Every person charged with driving under the influence (DUI) or driving while ability impaired (DWAI) in Colorado has the right to go to trial, although not everyone chooses to go to trial.
Here’s an overview of the process used in most DUI trials, starting on the day of trial:
- The parties meet in the courtroom and discuss preliminary issues, like last-minute plea agreements or the ability to use or to keep out certain pieces of evidence.
- If you have a jury trial, the process of “voir dire” is used to pick the jurors. The chosen jury is sworn in, and the judge reads pre-trial instructions to them.
- The prosecutor makes an opening statement describing what he or she intends to prove. Your attorney may make an opening statement, or he may wait until the second half of the trial.
- The prosecutor presents evidence to try to build the case he or she described in the opening statement. Evidence may include witnesses, lab reports, and other items. Your attorney may challenge the evidence, cross-examine witnesses, and raise objections to protect your legal rights.
- The prosecutor “rests,” or finishes, and your attorney takes the floor.

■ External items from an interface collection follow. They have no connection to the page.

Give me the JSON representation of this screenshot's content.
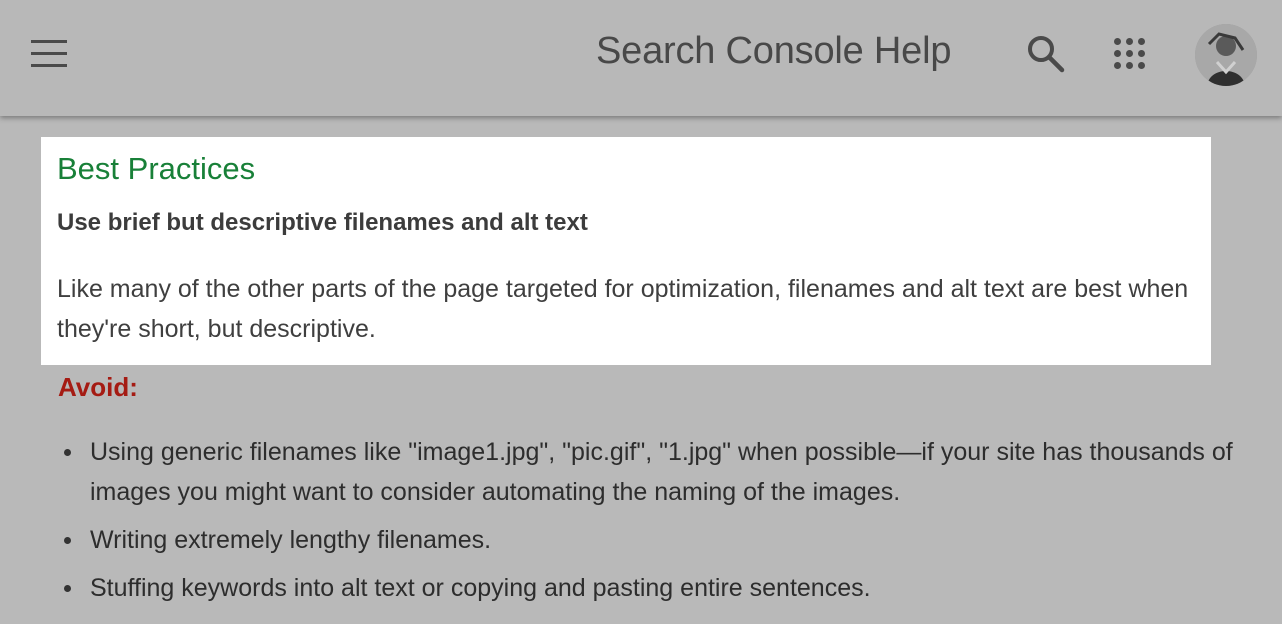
{
  "header": {
    "title": "Search Console Help",
    "menu_icon": "hamburger-menu-icon",
    "search_icon": "search-icon",
    "apps_icon": "apps-grid-icon",
    "avatar_icon": "user-avatar"
  },
  "card": {
    "heading": "Best Practices",
    "subheading": "Use brief but descriptive filenames and alt text",
    "body": "Like many of the other parts of the page targeted for optimization, filenames and alt text are best when they're short, but descriptive."
  },
  "avoid": {
    "heading": "Avoid:",
    "items": [
      "Using generic filenames like \"image1.jpg\", \"pic.gif\", \"1.jpg\" when possible—if your site has thousands of images you might want to consider automating the naming of the images.",
      "Writing extremely lengthy filenames.",
      "Stuffing keywords into alt text or copying and pasting entire sentences."
    ]
  },
  "colors": {
    "heading_green": "#188038",
    "avoid_red": "#a51b13",
    "overlay_gray": "#b9b9b9"
  }
}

Your attorney may call witnesses or present other evidence, and the prosecutor may challenge it, cross-examine witnesses, or raise objections.

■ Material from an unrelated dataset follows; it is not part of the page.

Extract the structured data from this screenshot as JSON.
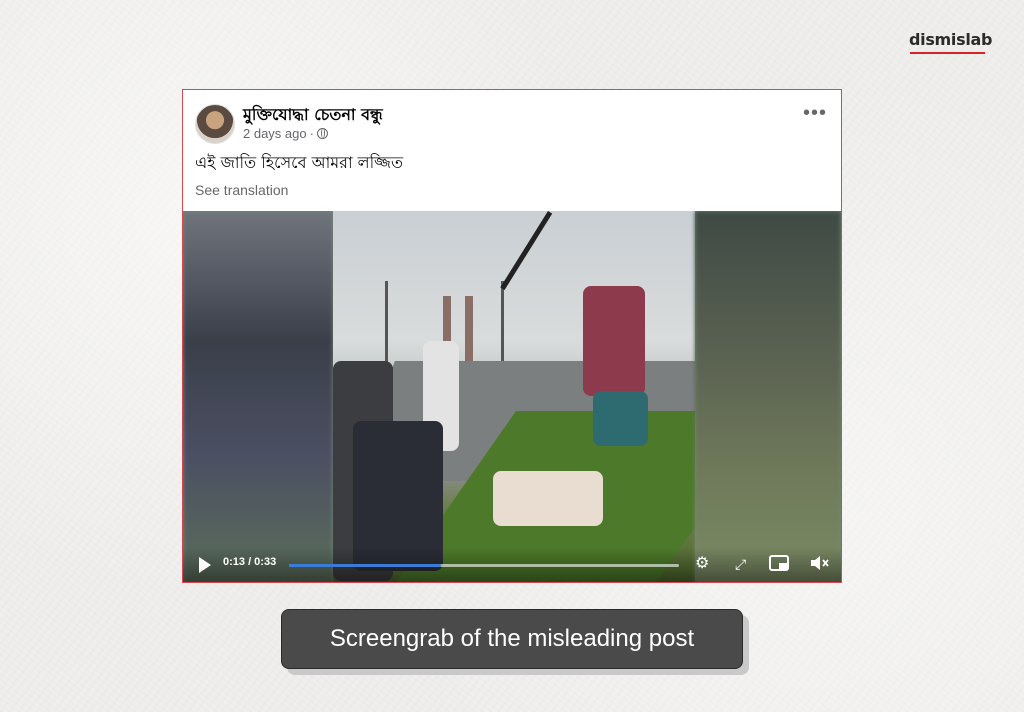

- Once your attorney “rests,” both parties typically make “closing statements,” describing what each side thinks the verdict should be based on the evidence.
- The judge gives the jury additional instructions, and the jury retires to decide on a verdict. If there was no jury, the judge retires to consider the verdict.
- The judge or jury return and give their verdict. In order to find a verdict of “guilty,” the judge or jury must believe the prosecutor proved every element of the charges beyond a reasonable doubt.
The decision to go to trial is a highly personal one, and it depends on the facts of your case. That’s why it’s crucial to base your trial decision on your discussions with an experienced Colorado Springs DUI defense attorney like Timothy Bussey. To get started, call The Bussey Law Firm, P.C. today at (719) 475-2555 for a free and confidential consultation.